2 medium chicken breasts, skinless and boneless, cut into 1-inch pieces
1 bay leaf
1/2 cup frozen green peas

  • Preheat oven to 375 degrees. In a 2-quart casserole dish, combine rice, onion, and oil. Add tomatoes, one cup of broth, paprika, oregano, peppers, roasted peppers, chicken, and bay leaf. Stir to combine well. Cover and bake for 30 minutes.
  • Stir in peas and add an additional 1/4 cup broth if needed to keep rice from sticking. Bake until chicken and rice are cooked through, 15-20 minutes. Remove bay leaf and serve.

Makes 6 servings

Per serving: 311 calories and 5 grams of fat.

Modify old recipes

"One of the great things about casseroles is that people can take their own home recipe books and modify old recipes to be more healthy," says Nancy Reed, RD, LD, director of clinical nutrition at Mercy Medical Center in Baltimore, Md.

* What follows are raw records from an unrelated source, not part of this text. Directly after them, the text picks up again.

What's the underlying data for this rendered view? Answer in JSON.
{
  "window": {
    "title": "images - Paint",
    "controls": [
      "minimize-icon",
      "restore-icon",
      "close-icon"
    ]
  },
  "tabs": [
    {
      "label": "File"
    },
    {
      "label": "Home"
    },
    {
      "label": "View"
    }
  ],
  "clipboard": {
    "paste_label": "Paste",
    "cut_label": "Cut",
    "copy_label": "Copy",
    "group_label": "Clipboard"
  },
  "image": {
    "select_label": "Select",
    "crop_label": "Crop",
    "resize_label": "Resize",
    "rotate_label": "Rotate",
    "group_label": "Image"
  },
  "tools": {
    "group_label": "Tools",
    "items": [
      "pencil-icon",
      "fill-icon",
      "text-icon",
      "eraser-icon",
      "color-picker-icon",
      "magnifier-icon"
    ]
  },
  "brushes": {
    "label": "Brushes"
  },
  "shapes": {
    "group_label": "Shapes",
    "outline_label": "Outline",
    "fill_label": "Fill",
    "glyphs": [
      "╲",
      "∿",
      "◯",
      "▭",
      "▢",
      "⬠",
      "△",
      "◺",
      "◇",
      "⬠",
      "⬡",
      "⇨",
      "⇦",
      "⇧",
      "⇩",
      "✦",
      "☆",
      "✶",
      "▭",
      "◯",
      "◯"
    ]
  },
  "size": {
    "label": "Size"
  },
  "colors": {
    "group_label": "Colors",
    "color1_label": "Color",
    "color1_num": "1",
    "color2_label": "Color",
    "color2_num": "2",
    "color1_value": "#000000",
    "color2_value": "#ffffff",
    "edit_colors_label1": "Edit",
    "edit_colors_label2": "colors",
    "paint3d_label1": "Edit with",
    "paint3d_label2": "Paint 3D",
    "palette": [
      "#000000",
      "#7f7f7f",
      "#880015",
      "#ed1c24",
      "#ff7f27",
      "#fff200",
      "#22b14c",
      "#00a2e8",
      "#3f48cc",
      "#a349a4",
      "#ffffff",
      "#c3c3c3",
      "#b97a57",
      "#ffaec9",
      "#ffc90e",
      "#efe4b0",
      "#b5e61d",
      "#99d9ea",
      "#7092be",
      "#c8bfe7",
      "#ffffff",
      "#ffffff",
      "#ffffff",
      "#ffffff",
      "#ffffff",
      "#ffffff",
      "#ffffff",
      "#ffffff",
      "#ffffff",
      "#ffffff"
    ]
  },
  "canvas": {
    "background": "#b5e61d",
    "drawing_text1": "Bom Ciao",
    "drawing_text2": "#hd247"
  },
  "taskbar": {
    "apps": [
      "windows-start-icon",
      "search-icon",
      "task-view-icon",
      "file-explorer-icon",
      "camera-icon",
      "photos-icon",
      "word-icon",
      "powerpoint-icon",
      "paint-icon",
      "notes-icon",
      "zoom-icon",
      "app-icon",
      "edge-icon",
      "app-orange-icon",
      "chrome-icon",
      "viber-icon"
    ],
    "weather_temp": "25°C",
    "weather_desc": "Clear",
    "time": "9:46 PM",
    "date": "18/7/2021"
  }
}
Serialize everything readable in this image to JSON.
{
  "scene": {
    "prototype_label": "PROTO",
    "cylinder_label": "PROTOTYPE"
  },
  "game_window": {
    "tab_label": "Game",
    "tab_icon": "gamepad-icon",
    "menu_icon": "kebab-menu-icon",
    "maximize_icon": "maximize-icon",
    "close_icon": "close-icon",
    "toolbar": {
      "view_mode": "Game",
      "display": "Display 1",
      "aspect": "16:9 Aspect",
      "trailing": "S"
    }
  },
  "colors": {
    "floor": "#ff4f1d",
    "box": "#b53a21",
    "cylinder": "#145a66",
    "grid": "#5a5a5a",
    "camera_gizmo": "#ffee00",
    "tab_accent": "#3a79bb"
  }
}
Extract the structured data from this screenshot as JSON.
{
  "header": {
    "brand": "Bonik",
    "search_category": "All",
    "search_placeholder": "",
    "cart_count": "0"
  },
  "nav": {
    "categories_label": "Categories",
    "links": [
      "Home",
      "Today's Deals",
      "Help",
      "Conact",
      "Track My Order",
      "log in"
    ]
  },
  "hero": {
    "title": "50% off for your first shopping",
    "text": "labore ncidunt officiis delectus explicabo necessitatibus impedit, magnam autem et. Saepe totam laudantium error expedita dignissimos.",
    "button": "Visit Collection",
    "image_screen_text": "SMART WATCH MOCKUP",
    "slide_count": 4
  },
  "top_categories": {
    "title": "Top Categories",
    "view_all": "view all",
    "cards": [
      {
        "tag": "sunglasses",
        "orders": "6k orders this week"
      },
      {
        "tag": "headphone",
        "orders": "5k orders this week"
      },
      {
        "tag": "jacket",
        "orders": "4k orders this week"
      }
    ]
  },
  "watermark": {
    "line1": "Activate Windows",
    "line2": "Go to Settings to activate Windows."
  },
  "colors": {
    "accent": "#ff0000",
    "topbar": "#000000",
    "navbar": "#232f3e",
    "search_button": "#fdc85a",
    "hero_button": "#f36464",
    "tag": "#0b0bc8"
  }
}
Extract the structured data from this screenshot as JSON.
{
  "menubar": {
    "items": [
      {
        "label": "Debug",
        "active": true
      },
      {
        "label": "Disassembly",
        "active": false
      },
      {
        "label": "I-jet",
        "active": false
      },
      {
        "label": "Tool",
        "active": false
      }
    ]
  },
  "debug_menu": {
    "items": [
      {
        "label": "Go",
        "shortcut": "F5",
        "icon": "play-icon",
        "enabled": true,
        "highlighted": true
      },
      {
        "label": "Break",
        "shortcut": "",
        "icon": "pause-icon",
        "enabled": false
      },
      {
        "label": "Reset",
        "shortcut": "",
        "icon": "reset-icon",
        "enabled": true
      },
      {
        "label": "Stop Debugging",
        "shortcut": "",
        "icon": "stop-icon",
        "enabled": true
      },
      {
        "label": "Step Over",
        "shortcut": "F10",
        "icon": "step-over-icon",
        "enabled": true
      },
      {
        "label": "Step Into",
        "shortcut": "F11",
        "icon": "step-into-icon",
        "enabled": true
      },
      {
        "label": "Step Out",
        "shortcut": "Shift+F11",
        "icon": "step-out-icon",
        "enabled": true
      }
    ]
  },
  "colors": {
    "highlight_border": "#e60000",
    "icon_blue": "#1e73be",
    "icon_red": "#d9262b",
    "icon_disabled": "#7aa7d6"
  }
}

"Look for ways you can substitute lower-fat foods for high-fat foods," says Reed. "Use no-fat sour cream instead of regular sour cream, or try non-fat yogurt instead of mayonnaise."

Meat substitution is also good. Reed recommends using lean ground turkey instead of ground beef. Another trick is to use half the amount of meat called for in older recipes.

"That way, you get all the flavor and feel of the meat, but a lot less of the bad parts of meat," she says, adding that cooking times generally stay the same even when you make substitutions.

Reed also points out that casseroles are a great place to add vegetables to your family's diet. "Throw in cooked broccoli, brown rice, or add beans," she says. "You can add all kinds of vegetables in there without changing the cooking times."

East-Meets-West Casserole

8 ounces bow-tie whole-wheat pasta
2 tablespoons reduced-sodium soy sauce
1/2 tablespoon sesame oil
1/2 cup orange juice
2 teaspoons grated orange peel or to taste
1 teaspoon corn starch
non-stick cooking spray
1-2 garlic cloves, minced
1 tablespoon fresh ginger, grated
1 cup green onion, chopped
11/2 cup mushrooms, sliced
1 cup asparagus cut in 1-inch pieces
1 orange, peeled, seeded, and diced
1 tablespoon toasted sesame seeds
1 cup cooked chicken, chopped
(canned black beans, drained and rinsed, may be substituted for chicken)

  • Cook pasta according to package directions, quickly rinse with cold water, and drain well.
  • In the meantime, make the sauce by mixing together soy sauce, sesame oil, juice, orange peel, and cornstarch.
  • Coat a large non-stick skillet with cooking spray and place over medium heat. Sauté garlic and ginger until it turns pale gold, about 1 minute, stirring constantly to prevent burning. Add onion and mushrooms and sauté, stirring constantly, about 2 minutes. Add asparagus and sauté for 2 minutes more.
  • Re-stir the sauce and add to skillet. Cook, stirring constantly, until vegetables are tender and the sauce thickens, about 1-2 minutes. Add pasta, orange pieces and chicken (or beans), stirring lightly until all ingredients are well mixed.
  • Sprinkle some sesame seeds and serve.

Makes 4 servings

Per serving: 340 calories and 8 grams of fat.

"Apart from casseroles, you should try to get at least one serving of fruits or vegetables with every meal," says Reed. "Add a fruit to breakfast by putting blueberries or strawberries on your morning cereal. Put lettuce and tomatoes on a sandwich at lunch, and snack on fruits and vegetables through the day."

Reed adds that carrots are a good way to start. "Carrots have lots less sugar than candy, and they are loaded with fiber. They make a great snack food."